The main attraction of the day will of course be star Tasmanian mare Mystic Journey beginning her run to the Cox Plate. She has had two trials in her home State, both of which she won easily, so it will be no surprise if she is successful in the P B Lawrence Stakes. In a way I am hoping she doesn’t win, considering the seeming curse on Lawrence Stakes winners who in recent years have failed to win again through the spring racing season. As the track is likely to be on the soft side, a surface on which  Mystic Journey is not as effective, she may miss the curse and run a creditable place.

A rather good field has accepted for the race, most notably the evergreen Hartnell who won this race in 2017. Also in the picture are Group 1 winners Harlem, Trap for Fools and Kenedna, along with the likes of Fifty Stars and Cliff’s Edge and the intriguing Neufbosc, a French stayer having his first start in Australia.

The support card contains several interesting races, especially the Group 3 Quezette Stakes and Vain Stakes, where three year old Guineas aspirants will be kicking off their spring campaigns.

As usual the fillies Quezette Stakes looks to have a more classy field with Blue Diamond Stakes winner Lyre being the leading contender and other potential stars like Exhilarates, Sizzlefly and Lankan Star.

Last year’s Quezette Stakes was won by Sunlight, who went on to win three Group 1 races and is being aimed at The Everest this spring, so I doubt we’ll see her in Melbourne as she’ll be building up to The Everest in Sydney.

Only six colts will tackle the Vain Stakes, the top picks being Dubious and Bivouac with Sebrakate and Star Surprise also in with a chance.

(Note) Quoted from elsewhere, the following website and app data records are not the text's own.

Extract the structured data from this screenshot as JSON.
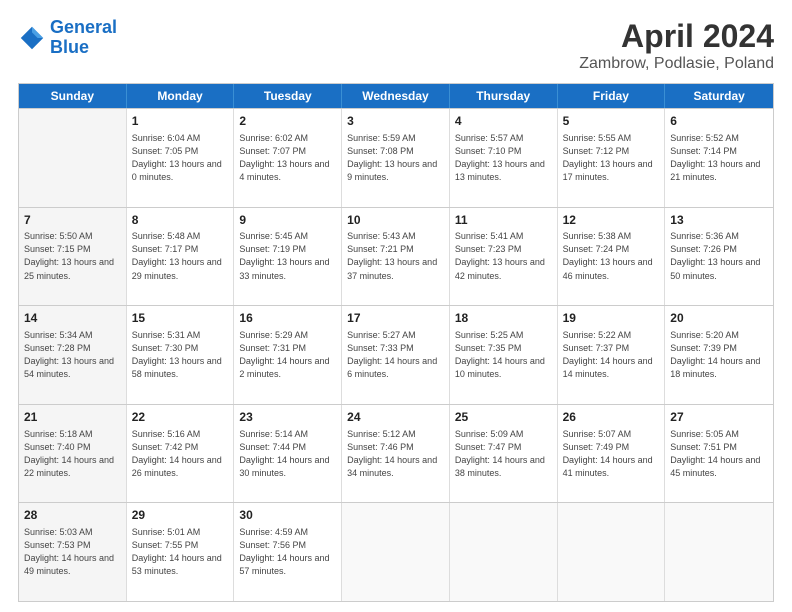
{
  "logo": {
    "line1": "General",
    "line2": "Blue"
  },
  "title": "April 2024",
  "subtitle": "Zambrow, Podlasie, Poland",
  "days": [
    "Sunday",
    "Monday",
    "Tuesday",
    "Wednesday",
    "Thursday",
    "Friday",
    "Saturday"
  ],
  "weeks": [
    [
      {
        "day": "",
        "sunrise": "",
        "sunset": "",
        "daylight": "",
        "shaded": true
      },
      {
        "day": "1",
        "sunrise": "Sunrise: 6:04 AM",
        "sunset": "Sunset: 7:05 PM",
        "daylight": "Daylight: 13 hours and 0 minutes."
      },
      {
        "day": "2",
        "sunrise": "Sunrise: 6:02 AM",
        "sunset": "Sunset: 7:07 PM",
        "daylight": "Daylight: 13 hours and 4 minutes."
      },
      {
        "day": "3",
        "sunrise": "Sunrise: 5:59 AM",
        "sunset": "Sunset: 7:08 PM",
        "daylight": "Daylight: 13 hours and 9 minutes."
      },
      {
        "day": "4",
        "sunrise": "Sunrise: 5:57 AM",
        "sunset": "Sunset: 7:10 PM",
        "daylight": "Daylight: 13 hours and 13 minutes."
      },
      {
        "day": "5",
        "sunrise": "Sunrise: 5:55 AM",
        "sunset": "Sunset: 7:12 PM",
        "daylight": "Daylight: 13 hours and 17 minutes."
      },
      {
        "day": "6",
        "sunrise": "Sunrise: 5:52 AM",
        "sunset": "Sunset: 7:14 PM",
        "daylight": "Daylight: 13 hours and 21 minutes."
      }
    ],
    [
      {
        "day": "7",
        "sunrise": "Sunrise: 5:50 AM",
        "sunset": "Sunset: 7:15 PM",
        "daylight": "Daylight: 13 hours and 25 minutes.",
        "shaded": true
      },
      {
        "day": "8",
        "sunrise": "Sunrise: 5:48 AM",
        "sunset": "Sunset: 7:17 PM",
        "daylight": "Daylight: 13 hours and 29 minutes."
      },
      {
        "day": "9",
        "sunrise": "Sunrise: 5:45 AM",
        "sunset": "Sunset: 7:19 PM",
        "daylight": "Daylight: 13 hours and 33 minutes."
      },
      {
        "day": "10",
        "sunrise": "Sunrise: 5:43 AM",
        "sunset": "Sunset: 7:21 PM",
        "daylight": "Daylight: 13 hours and 37 minutes."
      },
      {
        "day": "11",
        "sunrise": "Sunrise: 5:41 AM",
        "sunset": "Sunset: 7:23 PM",
        "daylight": "Daylight: 13 hours and 42 minutes."
      },
      {
        "day": "12",
        "sunrise": "Sunrise: 5:38 AM",
        "sunset": "Sunset: 7:24 PM",
        "daylight": "Daylight: 13 hours and 46 minutes."
      },
      {
        "day": "13",
        "sunrise": "Sunrise: 5:36 AM",
        "sunset": "Sunset: 7:26 PM",
        "daylight": "Daylight: 13 hours and 50 minutes."
      }
    ],
    [
      {
        "day": "14",
        "sunrise": "Sunrise: 5:34 AM",
        "sunset": "Sunset: 7:28 PM",
        "daylight": "Daylight: 13 hours and 54 minutes.",
        "shaded": true
      },
      {
        "day": "15",
        "sunrise": "Sunrise: 5:31 AM",
        "sunset": "Sunset: 7:30 PM",
        "daylight": "Daylight: 13 hours and 58 minutes."
      },
      {
        "day": "16",
        "sunrise": "Sunrise: 5:29 AM",
        "sunset": "Sunset: 7:31 PM",
        "daylight": "Daylight: 14 hours and 2 minutes."
      },
      {
        "day": "17",
        "sunrise": "Sunrise: 5:27 AM",
        "sunset": "Sunset: 7:33 PM",
        "daylight": "Daylight: 14 hours and 6 minutes."
      },
      {
        "day": "18",
        "sunrise": "Sunrise: 5:25 AM",
        "sunset": "Sunset: 7:35 PM",
        "daylight": "Daylight: 14 hours and 10 minutes."
      },
      {
        "day": "19",
        "sunrise": "Sunrise: 5:22 AM",
        "sunset": "Sunset: 7:37 PM",
        "daylight": "Daylight: 14 hours and 14 minutes."
      },
      {
        "day": "20",
        "sunrise": "Sunrise: 5:20 AM",
        "sunset": "Sunset: 7:39 PM",
        "daylight": "Daylight: 14 hours and 18 minutes."
      }
    ],
    [
      {
        "day": "21",
        "sunrise": "Sunrise: 5:18 AM",
        "sunset": "Sunset: 7:40 PM",
        "daylight": "Daylight: 14 hours and 22 minutes.",
        "shaded": true
      },
      {
        "day": "22",
        "sunrise": "Sunrise: 5:16 AM",
        "sunset": "Sunset: 7:42 PM",
        "daylight": "Daylight: 14 hours and 26 minutes."
      },
      {
        "day": "23",
        "sunrise": "Sunrise: 5:14 AM",
        "sunset": "Sunset: 7:44 PM",
        "daylight": "Daylight: 14 hours and 30 minutes."
      },
      {
        "day": "24",
        "sunrise": "Sunrise: 5:12 AM",
        "sunset": "Sunset: 7:46 PM",
        "daylight": "Daylight: 14 hours and 34 minutes."
      },
      {
        "day": "25",
        "sunrise": "Sunrise: 5:09 AM",
        "sunset": "Sunset: 7:47 PM",
        "daylight": "Daylight: 14 hours and 38 minutes."
      },
      {
        "day": "26",
        "sunrise": "Sunrise: 5:07 AM",
        "sunset": "Sunset: 7:49 PM",
        "daylight": "Daylight: 14 hours and 41 minutes."
      },
      {
        "day": "27",
        "sunrise": "Sunrise: 5:05 AM",
        "sunset": "Sunset: 7:51 PM",
        "daylight": "Daylight: 14 hours and 45 minutes."
      }
    ],
    [
      {
        "day": "28",
        "sunrise": "Sunrise: 5:03 AM",
        "sunset": "Sunset: 7:53 PM",
        "daylight": "Daylight: 14 hours and 49 minutes.",
        "shaded": true
      },
      {
        "day": "29",
        "sunrise": "Sunrise: 5:01 AM",
        "sunset": "Sunset: 7:55 PM",
        "daylight": "Daylight: 14 hours and 53 minutes."
      },
      {
        "day": "30",
        "sunrise": "Sunrise: 4:59 AM",
        "sunset": "Sunset: 7:56 PM",
        "daylight": "Daylight: 14 hours and 57 minutes."
      },
      {
        "day": "",
        "sunrise": "",
        "sunset": "",
        "daylight": "",
        "empty": true
      },
      {
        "day": "",
        "sunrise": "",
        "sunset": "",
        "daylight": "",
        "empty": true
      },
      {
        "day": "",
        "sunrise": "",
        "sunset": "",
        "daylight": "",
        "empty": true
      },
      {
        "day": "",
        "sunrise": "",
        "sunset": "",
        "daylight": "",
        "empty": true
      }
    ]
  ]
}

I’m going to take my time getting to Caulfield anticipating arriving around 2.00pm in plenty of time for the Vain Stakes.